Mr Cheney was asked by CBS about comments attributed to former president Gerald Ford that he had become more pugnacious in recent years and was obsessed with the threat of terrorism.

He said that he had not changed since he served under Ford in the 1970s but that the September 11, 2001 attacks against the United States had a profound effect on the US outlook and the government's responsibilities.

"The fact is that the threat to the United States, now, of 9/11 occurring, with a group of terrorists armed not with airline tickets and box cutters but with a nuclear weapon in the middle of one of our own cities, is the greatest threat we face," he said.


US Vice President Dick Cheney says the United States can win in Iraq and accused Democrats pushing for a troop withdrawal of being "irresponsible."

In an interview on US television, Mr Cheney said he believed US forces in Iraq were making progress despite continuing violence.

"I do believe we can win in Iraq. I think it is a worthy cause.
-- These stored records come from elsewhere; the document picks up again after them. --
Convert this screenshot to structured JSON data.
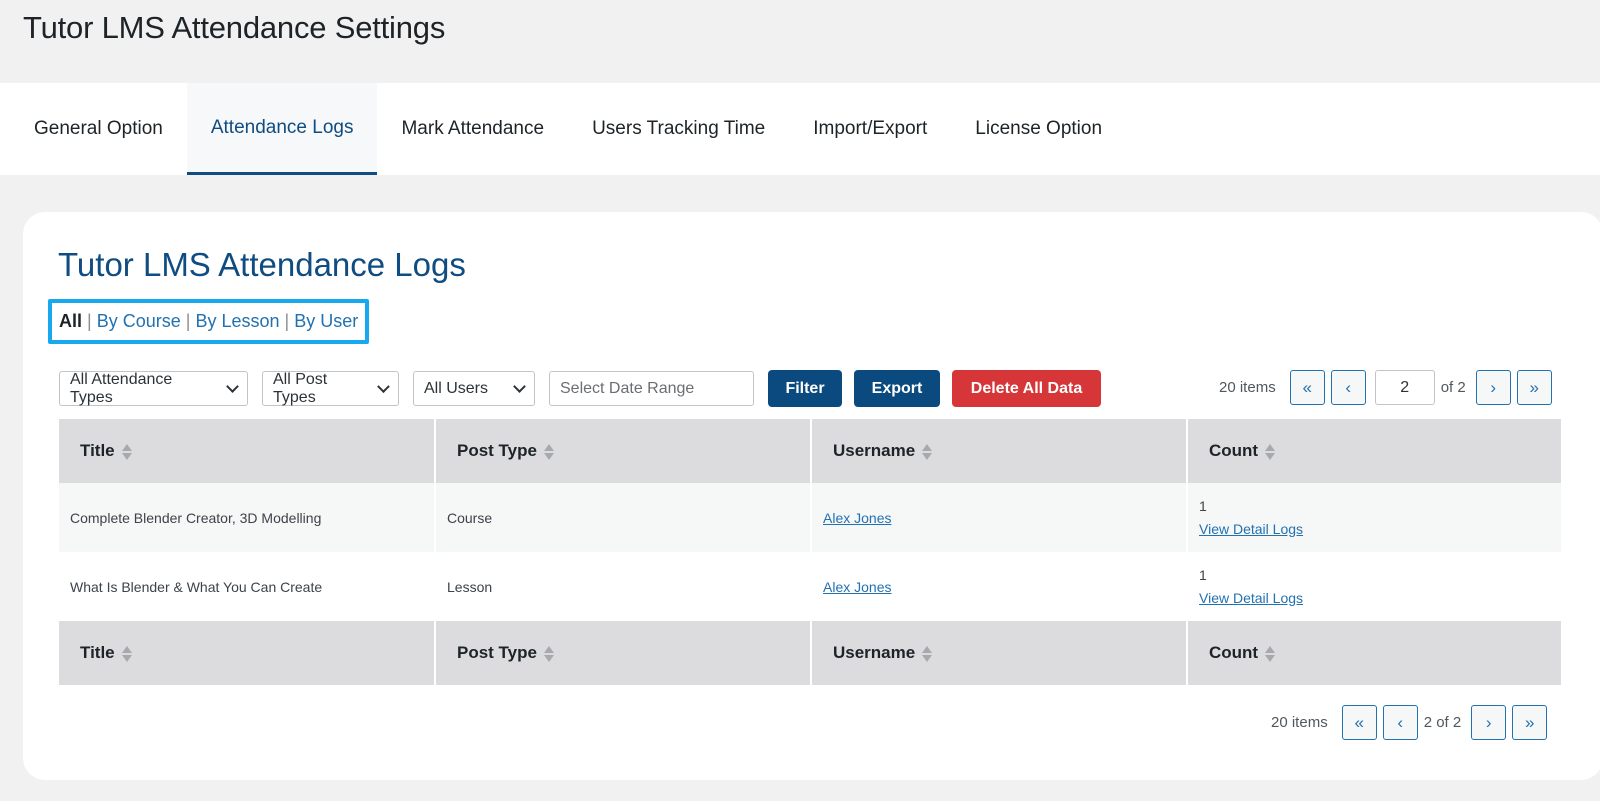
{
  "page_title": "Tutor LMS Attendance Settings",
  "tabs": [
    {
      "label": "General Option",
      "active": false
    },
    {
      "label": "Attendance Logs",
      "active": true
    },
    {
      "label": "Mark Attendance",
      "active": false
    },
    {
      "label": "Users Tracking Time",
      "active": false
    },
    {
      "label": "Import/Export",
      "active": false
    },
    {
      "label": "License Option",
      "active": false
    }
  ],
  "card": {
    "title": "Tutor LMS Attendance Logs",
    "views": {
      "all": "All",
      "by_course": "By Course",
      "by_lesson": "By Lesson",
      "by_user": "By User",
      "separator": "|"
    }
  },
  "filters": {
    "attendance_types": "All Attendance Types",
    "post_types": "All Post Types",
    "users": "All Users",
    "date_range_placeholder": "Select Date Range",
    "filter_label": "Filter",
    "export_label": "Export",
    "delete_label": "Delete All Data"
  },
  "pagination_top": {
    "items": "20 items",
    "first": "«",
    "prev": "‹",
    "current_page": "2",
    "of_total": "of 2",
    "next": "›",
    "last": "»"
  },
  "pagination_bottom": {
    "items": "20 items",
    "first": "«",
    "prev": "‹",
    "page_display": "2 of 2",
    "next": "›",
    "last": "»"
  },
  "table": {
    "columns": [
      "Title",
      "Post Type",
      "Username",
      "Count"
    ],
    "rows": [
      {
        "title": "Complete Blender Creator, 3D Modelling",
        "post_type": "Course",
        "username": "Alex Jones",
        "count": "1",
        "detail_link": "View Detail Logs"
      },
      {
        "title": "What Is Blender & What You Can Create",
        "post_type": "Lesson",
        "username": "Alex Jones",
        "count": "1",
        "detail_link": "View Detail Logs"
      }
    ]
  },
  "colors": {
    "primary": "#0b4a7e",
    "danger": "#d63638",
    "link": "#2271b1",
    "highlight_border": "#18a8f0"
  }
}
I think it's absolutely essential that we prevail," Mr Cheney told CBS's "Face the Nation."

"I don't want to underestimate the difficulty of the task," said Mr Cheney. "But just because it's hard doesn't mean we shouldn't do it.”

Mr Cheney spoke as more deadly bombing attacks were reported in Iraq, killing at least 45 people in predominantly Shi’ite areas of the Iraqi capital Baghdad.

Asked about opinion polls showing a majority of Americans support a withdrawal of US troops, Mr Cheney said: "Well, you also get a majority who, I think, would prefer to have us win."

Mr Cheney repeated criticism of Democratic leaders in Congress for tying funding for the war to a timetable for the withdrawal.

He demanded that the Democrats support an emergency funding request without conditions and reiterated threats that President George W Bush would veto any bill with a deadline for a US pullout.

"There's a fundamental debate going on here, in terms of whether or not our objective in Iraq is to, quote, 'withdraw,' or whether our objective in Iraq is to complete the mission," Mr Cheney said.

"And I think a majority of Americans would prefer the latter, if we can get it done."

Cheney has ‘no credibility’

But Democratic Senator Carl Levin said Cheney's words carried no weight given his previous predictions on Iraq.

"He has no credibility. He's been wrong consistently on Iraq. He has misled the people consistently on Iraq. He has misstated. He has exaggerated," Mr Levin told Fox News.

"And I don't think he has any credibility left with the American people."

Mr Levin said that while the Democrats wanted to send a message on troop withdrawal they would not withhold funding for US troops deployed in Iraq.

Mr Cheney was asked by CBS about comments attributed to former president Gerald Ford that he had become more pugnacious in recent years and was obsessed with the threat of terrorism.

He said that he had not changed since he served under Ford in the 1970s but that the September 11, 2001 attacks against the United States had a profound effect on the US outlook and the government's responsibilities.

"The fact is that the threat to the United States, now, of 9/11 occurring, with a group of terrorists armed not with airline tickets and box cutters but with a nuclear weapon in the middle of one of our own cities, is the greatest threat we face," he said.